In the records below, please retype word for word every line from the one containing "What data populates" through the final one, both included, and nothing else.

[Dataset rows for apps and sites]
──────
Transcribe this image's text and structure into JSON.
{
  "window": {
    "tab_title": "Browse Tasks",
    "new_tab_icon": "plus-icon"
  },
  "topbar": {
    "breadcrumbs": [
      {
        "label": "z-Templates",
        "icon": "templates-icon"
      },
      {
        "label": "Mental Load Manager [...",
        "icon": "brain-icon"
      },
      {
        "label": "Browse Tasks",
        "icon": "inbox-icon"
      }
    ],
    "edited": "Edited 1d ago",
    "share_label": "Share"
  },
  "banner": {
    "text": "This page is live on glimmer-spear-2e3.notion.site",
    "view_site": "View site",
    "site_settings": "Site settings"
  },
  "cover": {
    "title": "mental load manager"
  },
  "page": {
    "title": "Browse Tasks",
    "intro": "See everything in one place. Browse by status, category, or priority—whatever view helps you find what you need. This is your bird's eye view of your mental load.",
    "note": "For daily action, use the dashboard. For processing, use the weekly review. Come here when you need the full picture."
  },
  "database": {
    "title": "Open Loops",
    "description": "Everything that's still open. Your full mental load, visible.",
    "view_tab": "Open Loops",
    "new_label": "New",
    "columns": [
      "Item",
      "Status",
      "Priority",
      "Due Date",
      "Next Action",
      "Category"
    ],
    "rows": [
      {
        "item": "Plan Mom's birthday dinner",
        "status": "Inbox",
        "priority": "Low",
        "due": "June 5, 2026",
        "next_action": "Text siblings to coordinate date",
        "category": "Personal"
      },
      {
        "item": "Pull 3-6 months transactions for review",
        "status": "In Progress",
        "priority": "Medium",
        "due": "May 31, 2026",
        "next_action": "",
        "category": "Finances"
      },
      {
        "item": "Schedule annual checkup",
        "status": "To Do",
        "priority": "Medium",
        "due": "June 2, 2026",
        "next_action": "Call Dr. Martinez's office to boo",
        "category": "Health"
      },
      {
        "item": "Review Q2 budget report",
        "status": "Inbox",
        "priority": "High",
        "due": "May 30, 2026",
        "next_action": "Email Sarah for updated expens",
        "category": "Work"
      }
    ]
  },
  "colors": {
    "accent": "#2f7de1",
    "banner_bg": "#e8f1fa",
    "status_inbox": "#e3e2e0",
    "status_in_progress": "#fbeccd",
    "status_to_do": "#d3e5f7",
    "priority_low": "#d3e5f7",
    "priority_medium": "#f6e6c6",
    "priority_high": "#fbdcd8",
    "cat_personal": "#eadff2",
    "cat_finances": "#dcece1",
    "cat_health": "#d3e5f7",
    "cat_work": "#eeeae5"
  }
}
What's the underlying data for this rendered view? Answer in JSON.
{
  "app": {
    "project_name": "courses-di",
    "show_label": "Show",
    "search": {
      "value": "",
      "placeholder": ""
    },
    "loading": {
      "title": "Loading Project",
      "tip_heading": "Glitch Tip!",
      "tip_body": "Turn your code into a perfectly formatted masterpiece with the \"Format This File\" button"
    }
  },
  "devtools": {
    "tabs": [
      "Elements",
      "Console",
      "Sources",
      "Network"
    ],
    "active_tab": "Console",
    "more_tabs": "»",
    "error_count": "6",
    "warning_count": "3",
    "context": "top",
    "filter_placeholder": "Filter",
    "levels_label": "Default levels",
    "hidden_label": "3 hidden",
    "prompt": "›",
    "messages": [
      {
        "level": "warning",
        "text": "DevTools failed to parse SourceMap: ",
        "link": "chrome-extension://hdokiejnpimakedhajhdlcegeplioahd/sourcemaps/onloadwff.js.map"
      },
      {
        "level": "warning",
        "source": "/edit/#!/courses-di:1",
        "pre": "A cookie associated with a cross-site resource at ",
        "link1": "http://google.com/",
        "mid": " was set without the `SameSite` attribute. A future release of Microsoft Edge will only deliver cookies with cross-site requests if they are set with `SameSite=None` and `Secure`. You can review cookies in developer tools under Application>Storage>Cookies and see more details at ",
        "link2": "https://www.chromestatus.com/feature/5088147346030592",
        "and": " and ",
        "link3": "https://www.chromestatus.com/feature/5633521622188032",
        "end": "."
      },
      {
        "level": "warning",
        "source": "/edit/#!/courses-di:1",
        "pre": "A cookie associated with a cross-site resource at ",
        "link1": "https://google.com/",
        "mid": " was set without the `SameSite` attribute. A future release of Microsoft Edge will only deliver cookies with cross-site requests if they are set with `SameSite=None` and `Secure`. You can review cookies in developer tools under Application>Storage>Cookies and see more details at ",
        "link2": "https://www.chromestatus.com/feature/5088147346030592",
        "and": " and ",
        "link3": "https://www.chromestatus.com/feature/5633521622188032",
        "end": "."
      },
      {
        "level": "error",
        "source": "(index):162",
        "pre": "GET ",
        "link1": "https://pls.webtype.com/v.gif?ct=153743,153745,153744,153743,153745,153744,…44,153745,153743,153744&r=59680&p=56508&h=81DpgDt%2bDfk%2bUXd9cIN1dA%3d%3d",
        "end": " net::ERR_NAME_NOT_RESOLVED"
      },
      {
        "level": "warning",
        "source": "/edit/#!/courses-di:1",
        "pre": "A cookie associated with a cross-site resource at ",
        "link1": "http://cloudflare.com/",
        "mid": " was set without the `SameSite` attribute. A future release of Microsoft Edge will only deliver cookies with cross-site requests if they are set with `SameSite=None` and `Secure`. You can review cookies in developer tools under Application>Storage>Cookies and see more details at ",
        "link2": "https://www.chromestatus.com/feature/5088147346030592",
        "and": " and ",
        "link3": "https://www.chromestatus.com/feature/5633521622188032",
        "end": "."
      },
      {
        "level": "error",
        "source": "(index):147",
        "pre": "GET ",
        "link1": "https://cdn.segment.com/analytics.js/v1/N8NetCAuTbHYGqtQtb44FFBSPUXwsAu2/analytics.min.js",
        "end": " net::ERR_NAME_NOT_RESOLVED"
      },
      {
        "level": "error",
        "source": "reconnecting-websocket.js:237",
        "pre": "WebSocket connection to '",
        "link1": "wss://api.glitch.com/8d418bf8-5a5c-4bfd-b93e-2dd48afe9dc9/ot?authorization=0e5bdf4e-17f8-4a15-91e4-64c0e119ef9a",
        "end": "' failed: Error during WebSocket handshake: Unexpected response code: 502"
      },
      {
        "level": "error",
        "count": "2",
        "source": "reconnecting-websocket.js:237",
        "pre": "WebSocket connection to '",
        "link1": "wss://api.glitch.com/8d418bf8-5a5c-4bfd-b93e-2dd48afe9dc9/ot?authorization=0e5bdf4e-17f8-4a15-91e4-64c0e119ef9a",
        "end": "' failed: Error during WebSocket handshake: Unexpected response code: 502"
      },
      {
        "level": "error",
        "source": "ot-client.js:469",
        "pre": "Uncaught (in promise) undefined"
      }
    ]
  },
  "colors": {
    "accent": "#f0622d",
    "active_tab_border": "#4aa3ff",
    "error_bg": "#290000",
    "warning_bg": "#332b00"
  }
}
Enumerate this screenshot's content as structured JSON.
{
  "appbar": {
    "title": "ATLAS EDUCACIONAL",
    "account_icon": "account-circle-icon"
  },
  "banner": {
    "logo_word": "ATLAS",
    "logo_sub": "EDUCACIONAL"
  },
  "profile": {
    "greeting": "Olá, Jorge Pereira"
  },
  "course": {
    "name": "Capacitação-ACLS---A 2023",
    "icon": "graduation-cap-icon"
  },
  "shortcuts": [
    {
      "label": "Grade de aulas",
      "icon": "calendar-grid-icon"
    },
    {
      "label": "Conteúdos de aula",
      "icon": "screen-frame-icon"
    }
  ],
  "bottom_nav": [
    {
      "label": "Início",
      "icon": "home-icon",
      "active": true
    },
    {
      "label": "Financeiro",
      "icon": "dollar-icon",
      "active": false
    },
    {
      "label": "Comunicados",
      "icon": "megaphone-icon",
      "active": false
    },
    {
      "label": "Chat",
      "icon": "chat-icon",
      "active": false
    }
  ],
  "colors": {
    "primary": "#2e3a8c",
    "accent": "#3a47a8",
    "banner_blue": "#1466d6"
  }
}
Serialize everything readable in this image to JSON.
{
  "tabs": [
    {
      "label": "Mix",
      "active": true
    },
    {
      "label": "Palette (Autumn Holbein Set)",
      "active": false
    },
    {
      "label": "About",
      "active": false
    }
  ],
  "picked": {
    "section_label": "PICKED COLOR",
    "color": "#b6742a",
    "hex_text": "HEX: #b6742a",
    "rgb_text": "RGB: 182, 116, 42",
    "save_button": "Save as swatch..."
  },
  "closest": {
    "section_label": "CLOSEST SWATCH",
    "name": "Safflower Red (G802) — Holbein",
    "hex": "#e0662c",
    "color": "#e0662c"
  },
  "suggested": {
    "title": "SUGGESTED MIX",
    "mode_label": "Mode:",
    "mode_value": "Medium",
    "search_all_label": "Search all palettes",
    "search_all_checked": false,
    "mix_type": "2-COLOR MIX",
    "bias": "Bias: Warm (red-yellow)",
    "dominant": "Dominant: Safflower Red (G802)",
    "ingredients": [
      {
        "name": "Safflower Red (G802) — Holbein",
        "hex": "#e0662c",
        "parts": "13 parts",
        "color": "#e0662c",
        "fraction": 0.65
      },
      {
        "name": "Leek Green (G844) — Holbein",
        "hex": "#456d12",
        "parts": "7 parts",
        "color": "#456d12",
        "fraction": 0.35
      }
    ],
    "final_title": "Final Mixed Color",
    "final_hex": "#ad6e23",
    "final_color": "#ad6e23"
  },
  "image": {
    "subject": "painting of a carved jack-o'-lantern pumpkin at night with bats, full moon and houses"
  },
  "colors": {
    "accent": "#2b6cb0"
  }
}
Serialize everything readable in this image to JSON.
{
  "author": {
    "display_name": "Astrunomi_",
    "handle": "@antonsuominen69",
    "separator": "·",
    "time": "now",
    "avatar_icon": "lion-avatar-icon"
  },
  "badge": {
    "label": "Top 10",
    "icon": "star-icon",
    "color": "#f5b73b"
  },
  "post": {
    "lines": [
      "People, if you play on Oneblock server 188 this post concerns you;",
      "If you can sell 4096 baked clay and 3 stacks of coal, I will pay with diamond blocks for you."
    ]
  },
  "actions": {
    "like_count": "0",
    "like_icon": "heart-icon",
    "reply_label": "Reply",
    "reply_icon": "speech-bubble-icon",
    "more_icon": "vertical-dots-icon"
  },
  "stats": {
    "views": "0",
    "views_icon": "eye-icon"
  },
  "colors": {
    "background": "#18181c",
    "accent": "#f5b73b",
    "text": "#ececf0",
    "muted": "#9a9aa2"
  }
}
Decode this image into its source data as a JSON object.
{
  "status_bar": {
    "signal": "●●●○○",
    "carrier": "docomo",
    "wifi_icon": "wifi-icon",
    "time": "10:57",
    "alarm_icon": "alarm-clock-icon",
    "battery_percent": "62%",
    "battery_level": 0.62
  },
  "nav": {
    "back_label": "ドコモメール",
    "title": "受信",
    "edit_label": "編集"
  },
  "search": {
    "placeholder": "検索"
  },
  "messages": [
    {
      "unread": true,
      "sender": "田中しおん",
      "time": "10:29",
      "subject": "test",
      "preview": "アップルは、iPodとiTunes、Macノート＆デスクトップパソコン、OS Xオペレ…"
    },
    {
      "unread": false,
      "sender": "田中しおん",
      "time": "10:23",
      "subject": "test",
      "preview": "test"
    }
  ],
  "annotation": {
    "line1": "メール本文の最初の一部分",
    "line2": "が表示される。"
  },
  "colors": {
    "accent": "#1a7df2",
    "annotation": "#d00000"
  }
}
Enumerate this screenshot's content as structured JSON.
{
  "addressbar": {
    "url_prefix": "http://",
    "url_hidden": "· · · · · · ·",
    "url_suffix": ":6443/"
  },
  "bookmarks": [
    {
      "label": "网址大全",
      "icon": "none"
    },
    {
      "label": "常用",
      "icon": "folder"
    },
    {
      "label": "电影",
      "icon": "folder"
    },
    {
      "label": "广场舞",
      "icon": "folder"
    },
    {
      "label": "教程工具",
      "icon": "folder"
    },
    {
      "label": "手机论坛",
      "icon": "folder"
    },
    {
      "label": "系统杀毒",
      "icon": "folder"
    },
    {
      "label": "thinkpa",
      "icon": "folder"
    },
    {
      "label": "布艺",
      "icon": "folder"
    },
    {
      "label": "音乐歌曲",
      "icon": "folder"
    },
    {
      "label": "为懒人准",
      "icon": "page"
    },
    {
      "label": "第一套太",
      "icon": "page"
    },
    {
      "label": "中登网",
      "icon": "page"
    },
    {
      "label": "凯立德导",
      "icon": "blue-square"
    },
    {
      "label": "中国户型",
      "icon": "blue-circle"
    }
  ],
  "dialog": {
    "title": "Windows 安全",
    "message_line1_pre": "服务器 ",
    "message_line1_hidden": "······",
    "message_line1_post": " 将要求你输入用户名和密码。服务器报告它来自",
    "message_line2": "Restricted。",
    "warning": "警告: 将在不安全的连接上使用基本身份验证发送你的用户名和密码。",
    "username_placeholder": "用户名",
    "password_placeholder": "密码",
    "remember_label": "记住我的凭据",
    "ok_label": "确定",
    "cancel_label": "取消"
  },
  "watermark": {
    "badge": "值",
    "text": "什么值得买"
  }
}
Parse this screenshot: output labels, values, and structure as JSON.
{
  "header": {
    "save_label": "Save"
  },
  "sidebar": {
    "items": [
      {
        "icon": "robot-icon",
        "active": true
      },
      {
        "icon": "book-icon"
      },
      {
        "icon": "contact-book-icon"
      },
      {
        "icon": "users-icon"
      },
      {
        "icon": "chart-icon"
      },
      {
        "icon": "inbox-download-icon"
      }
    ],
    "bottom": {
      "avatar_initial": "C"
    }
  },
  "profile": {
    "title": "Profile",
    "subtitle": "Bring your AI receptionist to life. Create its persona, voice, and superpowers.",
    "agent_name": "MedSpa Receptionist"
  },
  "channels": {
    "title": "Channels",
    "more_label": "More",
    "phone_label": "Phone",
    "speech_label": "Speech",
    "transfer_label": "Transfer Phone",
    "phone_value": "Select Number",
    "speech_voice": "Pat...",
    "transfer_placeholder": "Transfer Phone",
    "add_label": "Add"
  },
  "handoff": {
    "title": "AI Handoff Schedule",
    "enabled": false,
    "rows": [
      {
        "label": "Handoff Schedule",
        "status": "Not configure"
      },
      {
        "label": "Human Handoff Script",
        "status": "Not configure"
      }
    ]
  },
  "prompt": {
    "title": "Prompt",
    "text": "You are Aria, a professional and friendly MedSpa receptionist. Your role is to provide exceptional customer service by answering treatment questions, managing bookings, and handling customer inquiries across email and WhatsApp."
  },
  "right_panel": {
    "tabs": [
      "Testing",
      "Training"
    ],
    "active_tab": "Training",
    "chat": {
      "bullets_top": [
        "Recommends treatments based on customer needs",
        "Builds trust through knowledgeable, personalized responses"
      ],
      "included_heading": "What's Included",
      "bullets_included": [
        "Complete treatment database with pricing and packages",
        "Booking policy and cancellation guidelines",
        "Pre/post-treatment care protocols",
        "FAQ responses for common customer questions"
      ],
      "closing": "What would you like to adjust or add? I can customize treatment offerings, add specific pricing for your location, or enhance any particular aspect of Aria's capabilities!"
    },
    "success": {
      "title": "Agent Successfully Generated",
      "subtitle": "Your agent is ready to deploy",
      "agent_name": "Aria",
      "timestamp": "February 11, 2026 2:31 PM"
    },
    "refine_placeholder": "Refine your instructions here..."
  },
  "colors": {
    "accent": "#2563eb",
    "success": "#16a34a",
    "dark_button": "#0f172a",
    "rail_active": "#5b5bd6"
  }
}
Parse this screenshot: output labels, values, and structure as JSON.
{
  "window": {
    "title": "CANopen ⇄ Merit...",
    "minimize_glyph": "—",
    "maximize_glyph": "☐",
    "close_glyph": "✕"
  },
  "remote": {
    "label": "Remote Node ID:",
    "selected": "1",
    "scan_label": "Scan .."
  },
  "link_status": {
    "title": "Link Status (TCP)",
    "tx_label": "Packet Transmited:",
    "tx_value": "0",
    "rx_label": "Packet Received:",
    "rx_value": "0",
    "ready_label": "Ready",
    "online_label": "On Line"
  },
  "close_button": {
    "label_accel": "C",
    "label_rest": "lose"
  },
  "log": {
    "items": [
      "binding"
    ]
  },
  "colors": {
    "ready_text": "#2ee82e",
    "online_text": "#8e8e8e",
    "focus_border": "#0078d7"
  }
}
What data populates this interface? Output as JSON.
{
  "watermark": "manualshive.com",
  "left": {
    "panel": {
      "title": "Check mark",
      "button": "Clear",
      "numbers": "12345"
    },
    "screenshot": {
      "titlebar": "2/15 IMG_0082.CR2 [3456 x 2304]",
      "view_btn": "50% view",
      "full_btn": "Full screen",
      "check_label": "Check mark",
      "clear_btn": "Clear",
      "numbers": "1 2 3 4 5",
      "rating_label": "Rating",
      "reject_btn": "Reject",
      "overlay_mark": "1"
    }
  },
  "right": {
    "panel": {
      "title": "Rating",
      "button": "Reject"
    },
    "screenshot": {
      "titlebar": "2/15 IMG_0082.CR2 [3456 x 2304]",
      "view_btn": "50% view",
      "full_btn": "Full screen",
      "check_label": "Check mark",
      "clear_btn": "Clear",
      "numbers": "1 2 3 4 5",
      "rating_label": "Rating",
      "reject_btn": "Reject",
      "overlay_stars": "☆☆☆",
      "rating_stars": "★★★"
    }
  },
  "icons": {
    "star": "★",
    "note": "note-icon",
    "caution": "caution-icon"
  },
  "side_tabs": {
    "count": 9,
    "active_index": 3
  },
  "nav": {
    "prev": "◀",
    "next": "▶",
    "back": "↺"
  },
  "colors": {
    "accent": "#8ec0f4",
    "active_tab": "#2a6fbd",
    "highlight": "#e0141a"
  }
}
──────
■ PROBLEM SOLUTION ■
What data populates this interface? Output as JSON.
{
  "watermark": "manualshive.com",
  "left": {
    "panel": {
      "title": "Check mark",
      "button": "Clear",
      "numbers": "12345"
    },
    "screenshot": {
      "titlebar": "2/15 IMG_0082.CR2 [3456 x 2304]",
      "view_btn": "50% view",
      "full_btn": "Full screen",
      "check_label": "Check mark",
      "clear_btn": "Clear",
      "numbers": "1 2 3 4 5",
      "rating_label": "Rating",
      "reject_btn": "Reject",
      "overlay_mark": "1"
    }
  },
  "right": {
    "panel": {
      "title": "Rating",
      "button": "Reject"
    },
    "screenshot": {
      "titlebar": "2/15 IMG_0082.CR2 [3456 x 2304]",
      "view_btn": "50% view",
      "full_btn": "Full screen",
      "check_label": "Check mark",
      "clear_btn": "Clear",
      "numbers": "1 2 3 4 5",
      "rating_label": "Rating",
      "reject_btn": "Reject",
      "overlay_stars": "☆☆☆",
      "rating_stars": "★★★"
    }
  },
  "icons": {
    "star": "★",
    "note": "note-icon",
    "caution": "caution-icon"
  },
  "side_tabs": {
    "count": 9,
    "active_index": 3
  },
  "nav": {
    "prev": "◀",
    "next": "▶",
    "back": "↺"
  },
  "colors": {
    "accent": "#8ec0f4",
    "active_tab": "#2a6fbd",
    "highlight": "#e0141a"
  }
}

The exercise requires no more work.